If we break down the market further into components, growth stocks have been the clear winner. Consider the year-to-date performance for size and style groupings in Figure 1. Large-cap growth stocks have beaten large value stocks by more than 30% and small-cap value stocks by more than 40%.
Tech standouts are drawing attention for their perceived sway on stocks, but history undercuts that view.
A top-heavy stock market with the largest 10 stocks accounting for over 20% of market capitalization and a marquee technology firm perched at No. 1? This sounds like a description of the current US stock market, dominated by Apple and the other FAANG stocks,1 but it is actually a reference to 1967 when IBM represented a larger portion of the market than Apple at the end of 2019 (5.8% vs. 4.1%).
As we see in Exhibit 1, it is not particularly unusual for the market to be concentrated in a handful of stocks. The combined market capitalization weight of the 10 largest stocks, just over 20% at the end of last year, has been higher in the past.
How can investors make sense of the apparent disconnect between stock market performance and economic indicators?
Do you find it puzzling when a bleak economic report emerges from the press, only to be accompanied by a positive surge in the stock market? You’re not alone. The last few weeks have produced many examples of a stark contrast between stock market performance and economic indicators. So why the apparent disconnect?
Markets are forward-looking, meaning current asset prices reflect market participants’ aggregate expectations. Those expectations include whatever future economic developments are anticipated and their potential impact on cash flows, which are key to a stock’s value. For example, if the market expects the economic environment to weaken company cash flows, stock markets may react well in advance of when we observe the impact on cash flows, as expectations are embedded in prices. And the eventual direction of the stock market will depend on how the economic outcome compares to expectations.

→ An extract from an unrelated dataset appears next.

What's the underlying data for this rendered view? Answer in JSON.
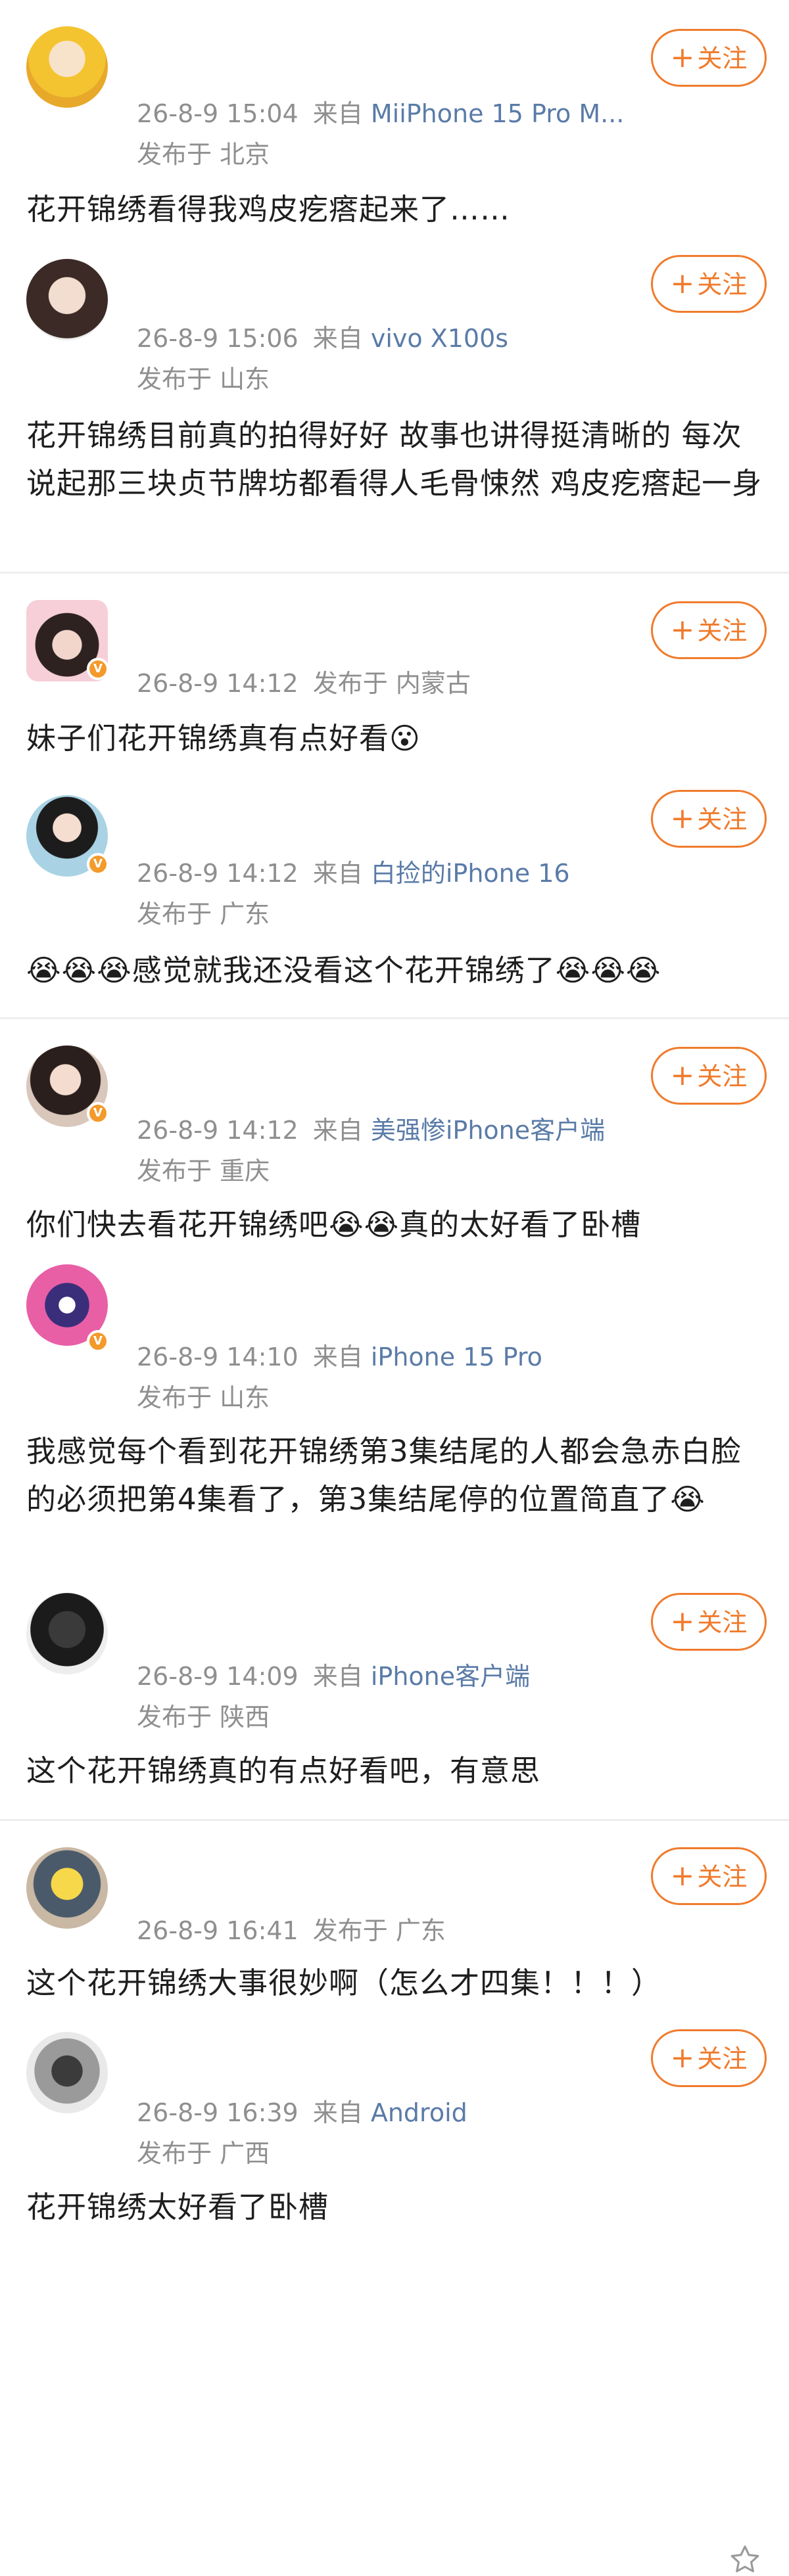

If things aren’t as bad as expected, poor economic news can be greeted with a positive stock reaction.
Written by Eduardo Repetto, PhD & Phil McInnes on .

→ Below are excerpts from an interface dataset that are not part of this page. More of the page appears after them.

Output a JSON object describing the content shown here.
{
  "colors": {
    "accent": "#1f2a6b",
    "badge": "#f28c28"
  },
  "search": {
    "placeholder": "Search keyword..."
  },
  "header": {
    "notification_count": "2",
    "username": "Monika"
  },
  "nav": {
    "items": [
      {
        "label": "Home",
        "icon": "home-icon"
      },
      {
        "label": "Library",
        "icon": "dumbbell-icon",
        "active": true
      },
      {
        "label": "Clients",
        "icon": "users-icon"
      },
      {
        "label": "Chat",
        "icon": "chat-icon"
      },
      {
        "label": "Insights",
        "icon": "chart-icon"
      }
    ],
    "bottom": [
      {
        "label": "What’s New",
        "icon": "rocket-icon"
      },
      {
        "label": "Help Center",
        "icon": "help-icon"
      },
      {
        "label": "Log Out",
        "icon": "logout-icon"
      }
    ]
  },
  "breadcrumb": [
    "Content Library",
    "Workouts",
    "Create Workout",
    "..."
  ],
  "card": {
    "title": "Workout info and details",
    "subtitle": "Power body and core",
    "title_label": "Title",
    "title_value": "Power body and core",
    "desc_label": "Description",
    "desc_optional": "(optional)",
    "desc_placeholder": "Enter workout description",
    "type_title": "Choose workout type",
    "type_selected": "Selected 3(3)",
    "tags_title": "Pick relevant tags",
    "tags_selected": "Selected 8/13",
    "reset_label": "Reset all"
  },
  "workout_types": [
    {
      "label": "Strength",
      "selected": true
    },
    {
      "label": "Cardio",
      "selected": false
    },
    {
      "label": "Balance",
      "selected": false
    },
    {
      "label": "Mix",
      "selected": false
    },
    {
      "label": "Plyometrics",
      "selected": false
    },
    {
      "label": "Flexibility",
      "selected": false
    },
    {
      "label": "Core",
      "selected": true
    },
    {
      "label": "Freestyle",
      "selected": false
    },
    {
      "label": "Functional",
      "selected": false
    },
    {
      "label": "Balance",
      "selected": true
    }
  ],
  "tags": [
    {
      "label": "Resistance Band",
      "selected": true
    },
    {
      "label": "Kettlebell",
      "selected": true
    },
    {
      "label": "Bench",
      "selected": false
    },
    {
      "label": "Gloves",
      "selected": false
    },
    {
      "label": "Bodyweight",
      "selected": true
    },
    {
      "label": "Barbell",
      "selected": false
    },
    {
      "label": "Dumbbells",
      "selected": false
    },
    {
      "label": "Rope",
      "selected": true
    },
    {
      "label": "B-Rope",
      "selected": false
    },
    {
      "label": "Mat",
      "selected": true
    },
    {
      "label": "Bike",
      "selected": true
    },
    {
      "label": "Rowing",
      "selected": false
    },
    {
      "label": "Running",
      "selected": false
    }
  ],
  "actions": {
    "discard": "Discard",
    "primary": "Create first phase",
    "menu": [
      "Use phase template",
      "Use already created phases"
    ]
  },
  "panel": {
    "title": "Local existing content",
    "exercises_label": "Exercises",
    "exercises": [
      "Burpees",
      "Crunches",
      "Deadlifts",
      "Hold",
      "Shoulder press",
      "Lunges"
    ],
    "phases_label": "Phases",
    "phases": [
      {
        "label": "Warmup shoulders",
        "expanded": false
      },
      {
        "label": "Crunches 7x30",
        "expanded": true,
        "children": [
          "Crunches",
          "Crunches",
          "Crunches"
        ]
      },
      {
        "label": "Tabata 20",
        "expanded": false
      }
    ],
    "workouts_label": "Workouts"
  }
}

When markets turn volatile and uncertainty rises, it’s common for investors to flock to what they perceive to be safer assets. Despite well-documented perils to such market-timing maneuvers, it can be tough to overcome the urge to get out of the market and wait on the sidelines until markets return to “normal.” (Professor Amit Goyal discusses the potential shortcomings of market-timing strategies here).
Flows into money market funds indicate many investors have again flown the coop since the current market downturn began in late February. Government money market funds (MMFs) are a popular destination for investors seeking a “safe” port, andFigure 1shows that more than $1 trillion has poured into the category since February 19. By way of comparison, government MMFs experienced year-to-date net outflows of more than $30 billion before the downturn. While we don’t know exactly where the money came from, we believe it’s safe to assume that a significant portion came from equities.

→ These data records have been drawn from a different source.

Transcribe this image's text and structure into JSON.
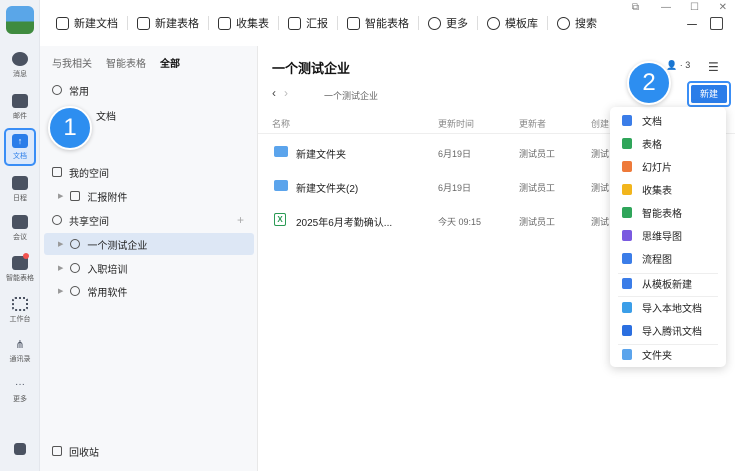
{
  "rail": {
    "items": [
      {
        "label": "消息",
        "icon": "chat-bubble-icon"
      },
      {
        "label": "邮件",
        "icon": "mail-icon"
      },
      {
        "label": "文档",
        "icon": "document-icon"
      },
      {
        "label": "日程",
        "icon": "calendar-icon"
      },
      {
        "label": "会议",
        "icon": "meeting-icon"
      },
      {
        "label": "智能表格",
        "icon": "smart-table-icon"
      },
      {
        "label": "工作台",
        "icon": "workbench-icon"
      },
      {
        "label": "通讯录",
        "icon": "contacts-icon"
      },
      {
        "label": "更多",
        "icon": "more-icon"
      }
    ]
  },
  "toolbar": {
    "new_doc": "新建文档",
    "new_sheet": "新建表格",
    "collect": "收集表",
    "report": "汇报",
    "smart_sheet": "智能表格",
    "more": "更多",
    "templates": "模板库",
    "search": "搜索"
  },
  "sidebar": {
    "tabs": [
      "与我相关",
      "智能表格",
      "全部"
    ],
    "common": "常用",
    "partial_doc": "文档",
    "my_space": "我的空间",
    "report_attach": "汇报附件",
    "shared_space": "共享空间",
    "shared_items": [
      "一个测试企业",
      "入职培训",
      "常用软件"
    ],
    "trash": "回收站"
  },
  "main": {
    "title": "一个测试企业",
    "breadcrumb": "一个测试企业",
    "member_count": "3",
    "new_button": "新建",
    "columns": {
      "name": "名称",
      "updated": "更新时间",
      "updater": "更新者",
      "creator": "创建"
    },
    "rows": [
      {
        "name": "新建文件夹",
        "date": "6月19日",
        "updater": "测试员工",
        "creator": "测试"
      },
      {
        "name": "新建文件夹(2)",
        "date": "6月19日",
        "updater": "测试员工",
        "creator": "测试"
      },
      {
        "name": "2025年6月考勤确认...",
        "date": "今天 09:15",
        "updater": "测试员工",
        "creator": "测试"
      }
    ]
  },
  "dropdown": {
    "items": [
      {
        "label": "文档",
        "color": "#3b7de8"
      },
      {
        "label": "表格",
        "color": "#2fa55a"
      },
      {
        "label": "幻灯片",
        "color": "#ee7a3a"
      },
      {
        "label": "收集表",
        "color": "#f2b51c"
      },
      {
        "label": "智能表格",
        "color": "#2fa55a"
      },
      {
        "label": "思维导图",
        "color": "#7a5ae0"
      },
      {
        "label": "流程图",
        "color": "#3b7de8"
      },
      {
        "label": "从模板新建",
        "color": "#3b7de8"
      },
      {
        "label": "导入本地文档",
        "color": "#3b9ee8"
      },
      {
        "label": "导入腾讯文档",
        "color": "#2b6fe0"
      },
      {
        "label": "文件夹",
        "color": "#5ba4ec"
      }
    ]
  },
  "badges": {
    "one": "1",
    "two": "2"
  }
}
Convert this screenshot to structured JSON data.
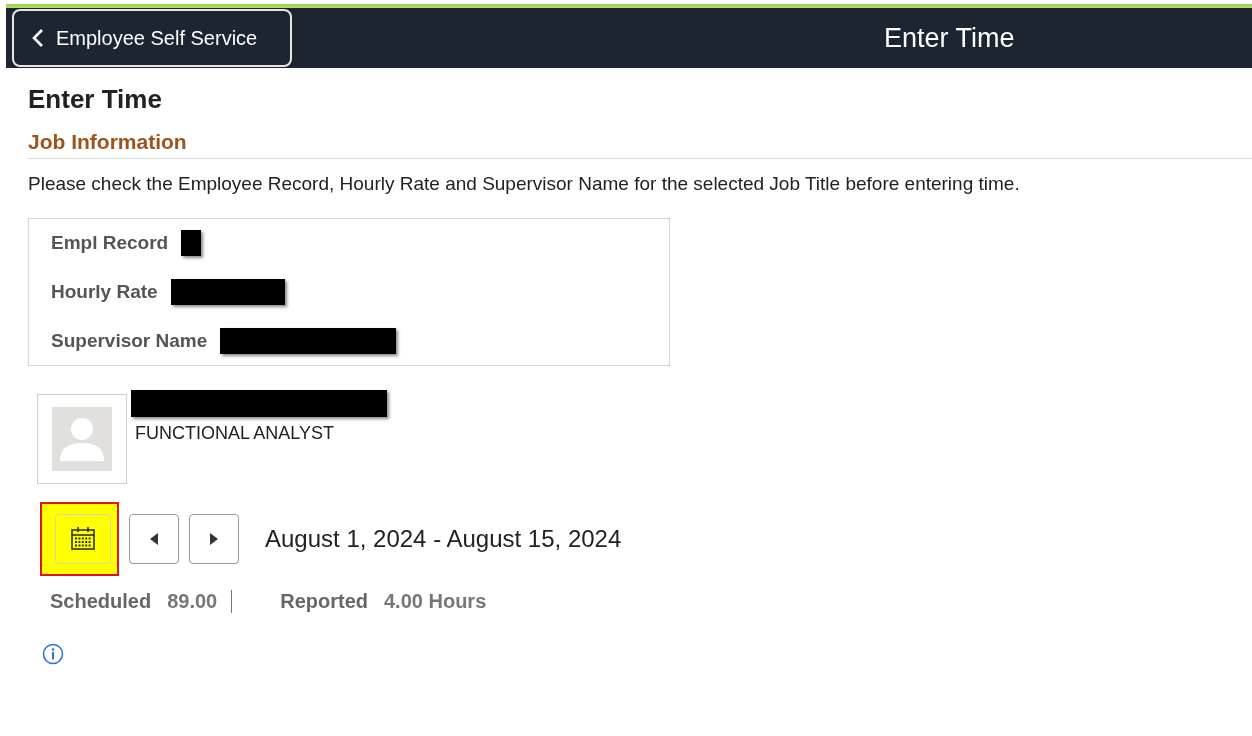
{
  "header": {
    "back_button": "Employee Self Service",
    "title": "Enter Time"
  },
  "page_title": "Enter Time",
  "section_title": "Job Information",
  "instructions": "Please check the Employee Record, Hourly Rate and Supervisor Name for the selected Job Title before entering time.",
  "job_fields": [
    {
      "label": "Empl Record",
      "redacted": true
    },
    {
      "label": "Hourly Rate",
      "redacted": true
    },
    {
      "label": "Supervisor Name",
      "redacted": true
    }
  ],
  "employee": {
    "name_redacted": true,
    "job_title": "FUNCTIONAL ANALYST"
  },
  "period": {
    "calendar_highlighted": true,
    "range": "August 1, 2024 - August 15, 2024"
  },
  "summary": [
    {
      "label": "Scheduled",
      "value": "89.00"
    },
    {
      "label": "Reported",
      "value": "4.00 Hours"
    }
  ]
}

As the threat of COVID-19 keeps millions of Americans locked down at home, businesses and financial markets are suffering.
For example, a survey of small-business owners found that 51% did not believe they could survive the pandemic for longer than three months. At the same time, the S&P 500 posted its worst first-quarter on record.
In response to this havoc, the U.S. Federal Reserve (the Fed) is taking unprecedented steps to try and stabilize the economy. This includes a return to quantitative easing (QE), a controversial policy which involves adding more money into the banking system. To help us understand the implications of these actions, today’s chart illustrates the swelling balance sheet of the Fed.